*** Opening of DATASET CONTENT ***

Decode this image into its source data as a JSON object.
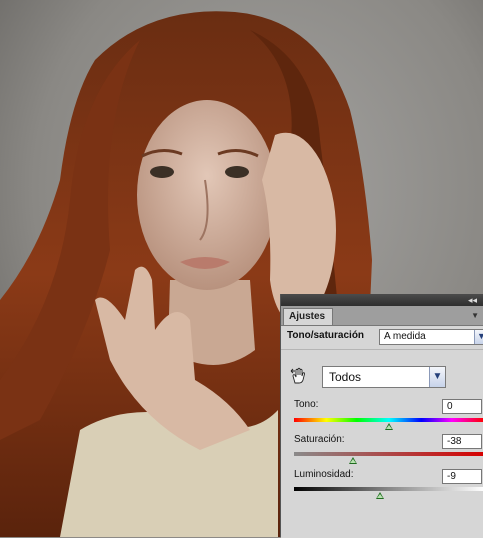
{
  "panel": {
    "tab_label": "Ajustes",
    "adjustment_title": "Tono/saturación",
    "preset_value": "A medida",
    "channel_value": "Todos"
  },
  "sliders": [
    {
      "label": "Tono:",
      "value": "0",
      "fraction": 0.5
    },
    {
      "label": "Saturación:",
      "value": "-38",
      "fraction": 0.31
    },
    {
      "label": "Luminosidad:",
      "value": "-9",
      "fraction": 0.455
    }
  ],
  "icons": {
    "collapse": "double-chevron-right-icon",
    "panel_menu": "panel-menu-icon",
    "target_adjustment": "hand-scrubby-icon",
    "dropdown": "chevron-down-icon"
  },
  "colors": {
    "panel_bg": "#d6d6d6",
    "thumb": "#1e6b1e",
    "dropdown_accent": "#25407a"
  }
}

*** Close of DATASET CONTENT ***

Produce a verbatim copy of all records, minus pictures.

WRITTEN REPLY –
Decode this image into its source data as a JSON object.
{
  "panel": {
    "tab_label": "Ajustes",
    "adjustment_title": "Tono/saturación",
    "preset_value": "A medida",
    "channel_value": "Todos"
  },
  "sliders": [
    {
      "label": "Tono:",
      "value": "0",
      "fraction": 0.5
    },
    {
      "label": "Saturación:",
      "value": "-38",
      "fraction": 0.31
    },
    {
      "label": "Luminosidad:",
      "value": "-9",
      "fraction": 0.455
    }
  ],
  "icons": {
    "collapse": "double-chevron-right-icon",
    "panel_menu": "panel-menu-icon",
    "target_adjustment": "hand-scrubby-icon",
    "dropdown": "chevron-down-icon"
  },
  "colors": {
    "panel_bg": "#d6d6d6",
    "thumb": "#1e6b1e",
    "dropdown_accent": "#25407a"
  }
}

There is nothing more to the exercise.